In 2020, the team decided to integrate with Xendit to enable even more payment methods on their platform. We chatted with the people at Qwikwire, to understand how they were introduced to Xendit and how their journey with us has been.
AQWIRE was introduced to Xendit by our very own managing director, Yang Yang Zhang. “I have known Yang from PDAX and the Philippine fintech community for some time. I saw her at the airport when I was flying to Singapore for business a couple of years ago. She mentioned she already moved to Xendit during our chat while waiting for our flight at the gate. I saw she was really excited to bring it to the Philippines.” said Ray Refundo, Qwikwire’s founder and CEO.
The team then decided to integrate with Xendit to support them to provide more payment options for their users, particularly direct debit payments from various local banks. Xendit’s integration helped them reduce fees, as well as the effort to maintain multiple integration with multiple bank partners.
“Before Xendit, we could only accept card and e-wallet payments, which had pretty high fees considering that our average transaction size is very large. The online banking option helped us reduce our fees by more than 95%.”
Kenji Yuchengco, Qwikwire’s COO and Head of Strategy mentioned that the strong adoption of digital payments in the market has worked to AQWIRE’s favor. “The more options we have integrated into our service translate into added value for our customers.”, Kenji added.
“In the first half of the year, we have already processed over $30M in volume. For comparison, in 2019 we had a total GMV of $31M while in 2020, we reached $44.7M.”

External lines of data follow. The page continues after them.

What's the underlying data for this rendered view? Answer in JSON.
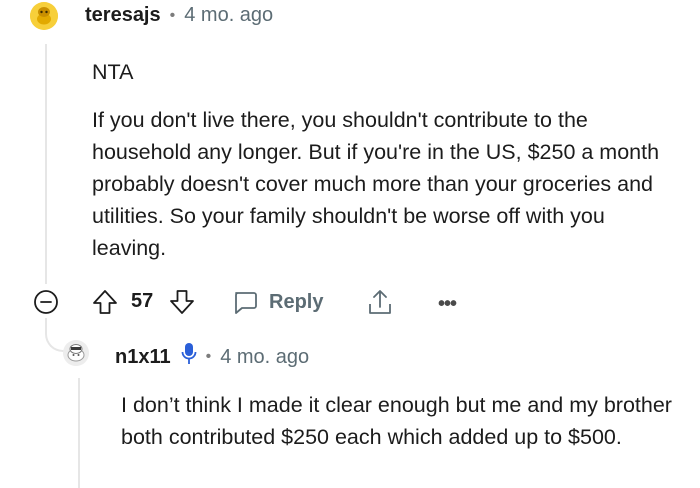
{
  "comment": {
    "username": "teresajs",
    "separator": "•",
    "time": "4 mo. ago",
    "paragraphs": [
      "NTA",
      "If you don't live there, you shouldn't contribute to the household any longer. But if you're in the US, $250 a month probably doesn't cover much more than your groceries and utilities. So your family shouldn't be worse off with you leaving."
    ],
    "actions": {
      "score": "57",
      "reply_label": "Reply",
      "more_label": "•••"
    }
  },
  "reply": {
    "username": "n1x11",
    "separator": "•",
    "time": "4 mo. ago",
    "text": "I don’t think I made it clear enough but me and my brother both contributed $250 each which added up to $500."
  },
  "colors": {
    "avatar1": "#f7cf3a",
    "mic_icon": "#2a5fd8",
    "meta_text": "#5c6c74",
    "thread_line": "#e6e6e6"
  },
  "icons": [
    "collapse-icon",
    "upvote-icon",
    "downvote-icon",
    "reply-bubble-icon",
    "share-icon",
    "more-icon",
    "microphone-icon"
  ]
}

What’s next for AQWIRE?
AQWIRE has seen success in the real estate scene but they aim to go beyond that. Their vision is to become the leading cross-border payment solution, not just in the Philippines, but in Southeast Asia, and soon, the entire continent.
Kenji mentioned that AQWIRE priority at the moment is developing capabilities to provide our users with more convenience and better rates. That means we are working on strategic partnerships from around the globe that will allow them to serve users better wherever they may be.
The company is also working on the next round of funding which should put it in a position to build a stronger back-end infrastructure and develop more products that will allow for market expansion.
“It is our goal to expand outside the real estate vertical, in which we are already a leader at. We aim to serve other verticals that need an efficient payment solution such as schools, hospitals, insurance, and loans.”